#### [Task to carry out]
Repeat each record exactly as written, and drop any images.

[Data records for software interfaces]
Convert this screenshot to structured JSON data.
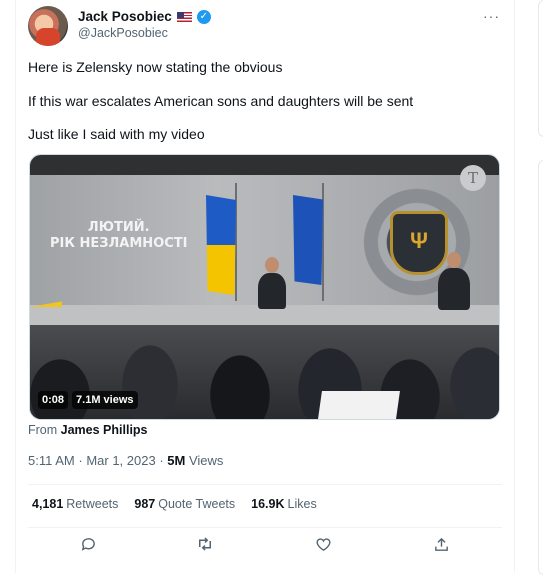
{
  "tweet": {
    "author_name": "Jack Posobiec",
    "author_handle": "@JackPosobiec",
    "verified_icon": "verified-badge-icon",
    "flag_icon": "us-flag-icon",
    "more_label": "···",
    "lines": [
      "Here is Zelensky now stating the obvious",
      "If this war escalates American sons and daughters will be sent",
      "Just like I said with my video"
    ],
    "video": {
      "duration": "0:08",
      "views": "7.1M views",
      "sign_line1": "ЛЮТИЙ.",
      "sign_line2": "РІК НЕЗЛАМНОСТІ",
      "publisher_mark": "T"
    },
    "from_prefix": "From",
    "from_name": "James Phillips",
    "time": "5:11 AM",
    "date": "Mar 1, 2023",
    "separator": "·",
    "views_count": "5M",
    "views_label": "Views",
    "stats": [
      {
        "count": "4,181",
        "label": "Retweets"
      },
      {
        "count": "987",
        "label": "Quote Tweets"
      },
      {
        "count": "16.9K",
        "label": "Likes"
      }
    ],
    "actions": [
      "reply-icon",
      "retweet-icon",
      "like-icon",
      "share-icon"
    ],
    "colors": {
      "accent": "#1d9bf0",
      "muted": "#536471",
      "text": "#0f1419",
      "border": "#eff3f4"
    }
  }
}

#### [Exercise response]
Convert this screenshot to structured JSON data.
{
  "tweet": {
    "author_name": "Jack Posobiec",
    "author_handle": "@JackPosobiec",
    "verified_icon": "verified-badge-icon",
    "flag_icon": "us-flag-icon",
    "more_label": "···",
    "lines": [
      "Here is Zelensky now stating the obvious",
      "If this war escalates American sons and daughters will be sent",
      "Just like I said with my video"
    ],
    "video": {
      "duration": "0:08",
      "views": "7.1M views",
      "sign_line1": "ЛЮТИЙ.",
      "sign_line2": "РІК НЕЗЛАМНОСТІ",
      "publisher_mark": "T"
    },
    "from_prefix": "From",
    "from_name": "James Phillips",
    "time": "5:11 AM",
    "date": "Mar 1, 2023",
    "separator": "·",
    "views_count": "5M",
    "views_label": "Views",
    "stats": [
      {
        "count": "4,181",
        "label": "Retweets"
      },
      {
        "count": "987",
        "label": "Quote Tweets"
      },
      {
        "count": "16.9K",
        "label": "Likes"
      }
    ],
    "actions": [
      "reply-icon",
      "retweet-icon",
      "like-icon",
      "share-icon"
    ],
    "colors": {
      "accent": "#1d9bf0",
      "muted": "#536471",
      "text": "#0f1419",
      "border": "#eff3f4"
    }
  }
}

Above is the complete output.